[Given data]

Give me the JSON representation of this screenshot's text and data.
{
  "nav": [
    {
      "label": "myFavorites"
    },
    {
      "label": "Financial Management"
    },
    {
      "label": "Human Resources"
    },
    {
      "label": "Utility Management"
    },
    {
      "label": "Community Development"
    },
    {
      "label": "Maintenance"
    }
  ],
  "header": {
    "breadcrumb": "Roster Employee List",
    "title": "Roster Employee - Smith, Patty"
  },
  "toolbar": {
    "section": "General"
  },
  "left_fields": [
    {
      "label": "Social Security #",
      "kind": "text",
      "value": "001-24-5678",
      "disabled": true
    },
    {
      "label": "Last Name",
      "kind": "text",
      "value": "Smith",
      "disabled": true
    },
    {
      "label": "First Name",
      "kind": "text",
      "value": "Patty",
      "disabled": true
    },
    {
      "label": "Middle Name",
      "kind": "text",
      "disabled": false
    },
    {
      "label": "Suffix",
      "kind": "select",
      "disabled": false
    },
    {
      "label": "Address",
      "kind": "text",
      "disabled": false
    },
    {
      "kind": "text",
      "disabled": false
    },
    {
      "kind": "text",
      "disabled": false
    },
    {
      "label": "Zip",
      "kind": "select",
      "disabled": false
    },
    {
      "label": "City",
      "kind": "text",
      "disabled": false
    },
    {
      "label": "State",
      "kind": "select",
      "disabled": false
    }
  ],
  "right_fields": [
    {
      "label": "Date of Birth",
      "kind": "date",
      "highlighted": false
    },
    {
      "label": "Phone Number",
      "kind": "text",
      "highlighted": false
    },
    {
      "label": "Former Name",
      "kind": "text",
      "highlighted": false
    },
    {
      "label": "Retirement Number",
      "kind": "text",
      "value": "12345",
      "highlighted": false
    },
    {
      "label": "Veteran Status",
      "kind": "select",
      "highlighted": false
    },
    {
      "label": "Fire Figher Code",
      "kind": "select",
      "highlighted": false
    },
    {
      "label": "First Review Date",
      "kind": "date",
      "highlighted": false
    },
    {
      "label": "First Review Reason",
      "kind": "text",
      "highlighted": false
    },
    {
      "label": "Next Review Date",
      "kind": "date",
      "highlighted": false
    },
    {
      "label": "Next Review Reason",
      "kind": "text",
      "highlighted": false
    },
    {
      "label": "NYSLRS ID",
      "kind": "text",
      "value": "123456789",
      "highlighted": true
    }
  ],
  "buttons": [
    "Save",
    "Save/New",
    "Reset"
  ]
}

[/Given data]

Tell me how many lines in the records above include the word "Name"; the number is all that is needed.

4